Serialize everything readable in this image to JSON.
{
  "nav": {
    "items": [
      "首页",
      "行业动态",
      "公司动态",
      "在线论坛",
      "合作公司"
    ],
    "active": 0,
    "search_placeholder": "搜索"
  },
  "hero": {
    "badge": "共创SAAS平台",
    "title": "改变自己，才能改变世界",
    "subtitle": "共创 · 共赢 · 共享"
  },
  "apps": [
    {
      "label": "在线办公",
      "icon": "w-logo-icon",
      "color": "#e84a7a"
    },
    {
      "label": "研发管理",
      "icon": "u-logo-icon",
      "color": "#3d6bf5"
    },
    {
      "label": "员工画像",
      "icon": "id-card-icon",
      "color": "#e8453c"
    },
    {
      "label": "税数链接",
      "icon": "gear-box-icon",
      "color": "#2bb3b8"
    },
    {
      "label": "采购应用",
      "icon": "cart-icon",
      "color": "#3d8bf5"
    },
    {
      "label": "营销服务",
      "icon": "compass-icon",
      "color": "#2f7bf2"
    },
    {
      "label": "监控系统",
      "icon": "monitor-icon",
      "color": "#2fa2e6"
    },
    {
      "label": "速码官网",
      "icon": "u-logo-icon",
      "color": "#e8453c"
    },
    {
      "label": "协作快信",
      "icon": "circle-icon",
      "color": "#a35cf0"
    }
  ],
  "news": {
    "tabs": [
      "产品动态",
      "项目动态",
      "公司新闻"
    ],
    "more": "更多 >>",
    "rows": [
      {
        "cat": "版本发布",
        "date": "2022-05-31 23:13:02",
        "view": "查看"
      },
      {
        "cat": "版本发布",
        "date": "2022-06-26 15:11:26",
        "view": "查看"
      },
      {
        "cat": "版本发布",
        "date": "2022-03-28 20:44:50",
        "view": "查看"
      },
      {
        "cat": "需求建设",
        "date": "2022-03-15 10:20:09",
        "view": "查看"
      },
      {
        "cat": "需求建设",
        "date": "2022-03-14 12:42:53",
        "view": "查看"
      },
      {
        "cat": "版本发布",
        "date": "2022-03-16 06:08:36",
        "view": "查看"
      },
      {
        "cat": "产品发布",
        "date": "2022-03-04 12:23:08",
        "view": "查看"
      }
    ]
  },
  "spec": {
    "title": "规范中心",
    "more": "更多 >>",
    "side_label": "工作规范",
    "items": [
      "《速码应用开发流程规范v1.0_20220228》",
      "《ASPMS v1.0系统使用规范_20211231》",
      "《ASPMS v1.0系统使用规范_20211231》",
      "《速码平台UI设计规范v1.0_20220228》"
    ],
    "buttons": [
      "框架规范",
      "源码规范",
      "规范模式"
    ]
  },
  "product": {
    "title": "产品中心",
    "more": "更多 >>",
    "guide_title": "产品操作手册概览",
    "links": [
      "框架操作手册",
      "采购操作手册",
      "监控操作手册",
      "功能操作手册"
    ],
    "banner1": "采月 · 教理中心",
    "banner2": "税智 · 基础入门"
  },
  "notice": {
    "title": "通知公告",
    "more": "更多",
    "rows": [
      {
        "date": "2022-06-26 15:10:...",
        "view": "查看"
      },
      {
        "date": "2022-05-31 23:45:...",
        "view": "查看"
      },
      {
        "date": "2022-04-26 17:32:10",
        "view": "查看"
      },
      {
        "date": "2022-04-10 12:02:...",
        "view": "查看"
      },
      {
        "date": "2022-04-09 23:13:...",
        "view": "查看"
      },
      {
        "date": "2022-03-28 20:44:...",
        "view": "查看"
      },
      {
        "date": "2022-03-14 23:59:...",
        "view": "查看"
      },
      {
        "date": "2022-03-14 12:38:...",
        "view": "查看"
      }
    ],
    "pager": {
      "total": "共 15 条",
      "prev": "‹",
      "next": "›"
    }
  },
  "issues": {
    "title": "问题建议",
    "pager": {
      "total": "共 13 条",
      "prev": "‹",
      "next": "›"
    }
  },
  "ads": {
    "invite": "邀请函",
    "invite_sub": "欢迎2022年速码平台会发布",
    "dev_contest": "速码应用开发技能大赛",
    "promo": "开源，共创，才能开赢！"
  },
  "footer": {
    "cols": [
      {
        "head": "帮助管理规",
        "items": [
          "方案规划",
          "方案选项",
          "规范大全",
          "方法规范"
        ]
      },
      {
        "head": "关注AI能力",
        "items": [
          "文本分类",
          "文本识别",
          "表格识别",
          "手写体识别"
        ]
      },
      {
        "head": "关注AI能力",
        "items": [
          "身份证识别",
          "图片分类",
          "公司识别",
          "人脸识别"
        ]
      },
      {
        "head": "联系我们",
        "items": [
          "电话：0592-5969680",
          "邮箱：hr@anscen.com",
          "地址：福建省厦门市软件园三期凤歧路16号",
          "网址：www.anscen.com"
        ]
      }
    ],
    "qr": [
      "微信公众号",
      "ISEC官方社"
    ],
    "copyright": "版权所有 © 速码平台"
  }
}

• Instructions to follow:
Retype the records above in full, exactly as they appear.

• Written response:
Serialize everything readable in this image to JSON.
{
  "nav": {
    "items": [
      "首页",
      "行业动态",
      "公司动态",
      "在线论坛",
      "合作公司"
    ],
    "active": 0,
    "search_placeholder": "搜索"
  },
  "hero": {
    "badge": "共创SAAS平台",
    "title": "改变自己，才能改变世界",
    "subtitle": "共创 · 共赢 · 共享"
  },
  "apps": [
    {
      "label": "在线办公",
      "icon": "w-logo-icon",
      "color": "#e84a7a"
    },
    {
      "label": "研发管理",
      "icon": "u-logo-icon",
      "color": "#3d6bf5"
    },
    {
      "label": "员工画像",
      "icon": "id-card-icon",
      "color": "#e8453c"
    },
    {
      "label": "税数链接",
      "icon": "gear-box-icon",
      "color": "#2bb3b8"
    },
    {
      "label": "采购应用",
      "icon": "cart-icon",
      "color": "#3d8bf5"
    },
    {
      "label": "营销服务",
      "icon": "compass-icon",
      "color": "#2f7bf2"
    },
    {
      "label": "监控系统",
      "icon": "monitor-icon",
      "color": "#2fa2e6"
    },
    {
      "label": "速码官网",
      "icon": "u-logo-icon",
      "color": "#e8453c"
    },
    {
      "label": "协作快信",
      "icon": "circle-icon",
      "color": "#a35cf0"
    }
  ],
  "news": {
    "tabs": [
      "产品动态",
      "项目动态",
      "公司新闻"
    ],
    "more": "更多 >>",
    "rows": [
      {
        "cat": "版本发布",
        "date": "2022-05-31 23:13:02",
        "view": "查看"
      },
      {
        "cat": "版本发布",
        "date": "2022-06-26 15:11:26",
        "view": "查看"
      },
      {
        "cat": "版本发布",
        "date": "2022-03-28 20:44:50",
        "view": "查看"
      },
      {
        "cat": "需求建设",
        "date": "2022-03-15 10:20:09",
        "view": "查看"
      },
      {
        "cat": "需求建设",
        "date": "2022-03-14 12:42:53",
        "view": "查看"
      },
      {
        "cat": "版本发布",
        "date": "2022-03-16 06:08:36",
        "view": "查看"
      },
      {
        "cat": "产品发布",
        "date": "2022-03-04 12:23:08",
        "view": "查看"
      }
    ]
  },
  "spec": {
    "title": "规范中心",
    "more": "更多 >>",
    "side_label": "工作规范",
    "items": [
      "《速码应用开发流程规范v1.0_20220228》",
      "《ASPMS v1.0系统使用规范_20211231》",
      "《ASPMS v1.0系统使用规范_20211231》",
      "《速码平台UI设计规范v1.0_20220228》"
    ],
    "buttons": [
      "框架规范",
      "源码规范",
      "规范模式"
    ]
  },
  "product": {
    "title": "产品中心",
    "more": "更多 >>",
    "guide_title": "产品操作手册概览",
    "links": [
      "框架操作手册",
      "采购操作手册",
      "监控操作手册",
      "功能操作手册"
    ],
    "banner1": "采月 · 教理中心",
    "banner2": "税智 · 基础入门"
  },
  "notice": {
    "title": "通知公告",
    "more": "更多",
    "rows": [
      {
        "date": "2022-06-26 15:10:...",
        "view": "查看"
      },
      {
        "date": "2022-05-31 23:45:...",
        "view": "查看"
      },
      {
        "date": "2022-04-26 17:32:10",
        "view": "查看"
      },
      {
        "date": "2022-04-10 12:02:...",
        "view": "查看"
      },
      {
        "date": "2022-04-09 23:13:...",
        "view": "查看"
      },
      {
        "date": "2022-03-28 20:44:...",
        "view": "查看"
      },
      {
        "date": "2022-03-14 23:59:...",
        "view": "查看"
      },
      {
        "date": "2022-03-14 12:38:...",
        "view": "查看"
      }
    ],
    "pager": {
      "total": "共 15 条",
      "prev": "‹",
      "next": "›"
    }
  },
  "issues": {
    "title": "问题建议",
    "pager": {
      "total": "共 13 条",
      "prev": "‹",
      "next": "›"
    }
  },
  "ads": {
    "invite": "邀请函",
    "invite_sub": "欢迎2022年速码平台会发布",
    "dev_contest": "速码应用开发技能大赛",
    "promo": "开源，共创，才能开赢！"
  },
  "footer": {
    "cols": [
      {
        "head": "帮助管理规",
        "items": [
          "方案规划",
          "方案选项",
          "规范大全",
          "方法规范"
        ]
      },
      {
        "head": "关注AI能力",
        "items": [
          "文本分类",
          "文本识别",
          "表格识别",
          "手写体识别"
        ]
      },
      {
        "head": "关注AI能力",
        "items": [
          "身份证识别",
          "图片分类",
          "公司识别",
          "人脸识别"
        ]
      },
      {
        "head": "联系我们",
        "items": [
          "电话：0592-5969680",
          "邮箱：hr@anscen.com",
          "地址：福建省厦门市软件园三期凤歧路16号",
          "网址：www.anscen.com"
        ]
      }
    ],
    "qr": [
      "微信公众号",
      "ISEC官方社"
    ],
    "copyright": "版权所有 © 速码平台"
  }
}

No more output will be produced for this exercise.